With their unusual designs and attention to detail, these show-stopping homes are true works of art.

By Emma Kapotes excerpted from Birdhouses of the World
Loading
London Fieldworks

Mussolini Birdhouse

London, England: Artists Bruce Gilchrist and Jo Joelson designed this creative birdhouse, which measures 10 1/2 feet in height and is made entirely of spruce ply.

Daici Ano for Nendo

Japanese Apartment

Komoro City, Japan: Not only can birds can choose from one of 78 openings, but bird-watching humans can climb into this birdhouse too, making it easy to spy on the sparrow inhabitants without interrupting them.

Thomas Dambo Winther

Trash Tree

Copenhagen, Denmark: The artist Dambo constructed individual urban birdhouses from recycled materials to house lonely birds living in the city, with a hope to bring attention both to street art activism and to the absence of nature in these environments.

Heiner Orth

Baya Birdhouse

Hamburg, Germany: Designed to mimic the nests of South and Southeast Asian Baya Weaverbirds, these birdhouses also hang from tree limbs and are skillfully woven.

J Schatz

Nut House

Greene, New York: Each "Nut House" is handmade by designer Jim Schatz, and features a hidden ladder inside to help baby birds easily leave the nest.

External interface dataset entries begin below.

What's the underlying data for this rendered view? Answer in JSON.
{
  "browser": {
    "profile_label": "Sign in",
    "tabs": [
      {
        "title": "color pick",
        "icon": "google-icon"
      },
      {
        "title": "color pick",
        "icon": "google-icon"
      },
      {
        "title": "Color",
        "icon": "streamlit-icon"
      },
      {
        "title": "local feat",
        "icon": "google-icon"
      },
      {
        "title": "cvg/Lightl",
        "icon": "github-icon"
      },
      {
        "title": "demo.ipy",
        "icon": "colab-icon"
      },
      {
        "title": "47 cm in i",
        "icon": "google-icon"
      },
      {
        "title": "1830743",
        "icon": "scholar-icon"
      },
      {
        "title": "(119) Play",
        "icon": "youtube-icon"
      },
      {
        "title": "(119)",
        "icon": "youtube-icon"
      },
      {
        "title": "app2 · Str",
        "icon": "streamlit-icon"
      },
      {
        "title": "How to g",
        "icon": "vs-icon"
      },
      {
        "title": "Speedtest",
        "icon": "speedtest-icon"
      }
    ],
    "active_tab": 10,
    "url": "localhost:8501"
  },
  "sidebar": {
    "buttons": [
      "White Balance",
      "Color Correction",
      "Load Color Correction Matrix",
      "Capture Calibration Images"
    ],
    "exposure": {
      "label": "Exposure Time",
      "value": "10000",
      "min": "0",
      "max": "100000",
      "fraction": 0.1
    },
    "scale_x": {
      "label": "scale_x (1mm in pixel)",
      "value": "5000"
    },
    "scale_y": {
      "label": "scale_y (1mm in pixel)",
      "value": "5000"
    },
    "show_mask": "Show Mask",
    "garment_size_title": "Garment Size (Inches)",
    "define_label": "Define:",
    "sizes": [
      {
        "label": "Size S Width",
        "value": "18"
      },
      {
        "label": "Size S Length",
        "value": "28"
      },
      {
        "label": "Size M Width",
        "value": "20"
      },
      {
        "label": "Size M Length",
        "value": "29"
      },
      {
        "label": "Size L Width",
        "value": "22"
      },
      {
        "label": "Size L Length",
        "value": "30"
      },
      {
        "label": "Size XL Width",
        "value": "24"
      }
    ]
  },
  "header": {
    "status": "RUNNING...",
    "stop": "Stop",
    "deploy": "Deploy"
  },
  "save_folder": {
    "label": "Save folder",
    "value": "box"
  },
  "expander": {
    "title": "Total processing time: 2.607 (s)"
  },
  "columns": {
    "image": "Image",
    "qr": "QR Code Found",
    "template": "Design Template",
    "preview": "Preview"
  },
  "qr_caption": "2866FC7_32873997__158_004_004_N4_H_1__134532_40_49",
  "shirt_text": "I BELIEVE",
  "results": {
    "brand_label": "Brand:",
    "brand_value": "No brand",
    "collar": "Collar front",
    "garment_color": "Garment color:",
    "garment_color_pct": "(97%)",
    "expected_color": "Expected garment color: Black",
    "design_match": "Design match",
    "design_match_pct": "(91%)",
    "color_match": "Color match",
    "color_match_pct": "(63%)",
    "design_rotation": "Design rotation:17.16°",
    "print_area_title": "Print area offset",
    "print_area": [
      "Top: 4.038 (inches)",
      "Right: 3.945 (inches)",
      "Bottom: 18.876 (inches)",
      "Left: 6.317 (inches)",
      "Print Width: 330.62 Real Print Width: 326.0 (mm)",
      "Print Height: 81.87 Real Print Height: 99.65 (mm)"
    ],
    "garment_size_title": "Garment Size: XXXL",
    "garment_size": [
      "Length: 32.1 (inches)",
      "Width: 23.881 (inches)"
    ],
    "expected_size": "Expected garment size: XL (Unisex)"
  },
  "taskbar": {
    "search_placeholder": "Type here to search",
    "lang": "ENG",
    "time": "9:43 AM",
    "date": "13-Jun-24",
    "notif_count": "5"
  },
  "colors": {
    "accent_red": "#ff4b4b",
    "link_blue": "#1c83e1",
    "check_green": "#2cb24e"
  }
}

The birdhouses are made specifically for bluebirds, chickadees, nuthatches, and titmice.

Lili Engelhardt

Wood-Turned Birdhouse

Chapel Hill, North Carolina: Bob Shuping's eye for design along with his year-long air-drying process results in these beautiful wood-turned birdhouses, which can be custom-built. This birdhouse tends to attract wrens, chickadees, and bluebirds.

Amadeus Leitner

Modern Ralph Birdhouse

Sacramento, California: Inspired by the modern home designer Ralph Rapson, these sleek birdhouses feature sandblasted aluminum plates and harvest teak finished with natural linseed oil, which protects it from rain, mildew, and UV rays.

Birdhouses of the World

To see more unique birdhouse designs, pick up "Birdhouses of the World" here.

Become more interesting every week!

Get our Read Up newsletter

Sending Message
how we use your e-mail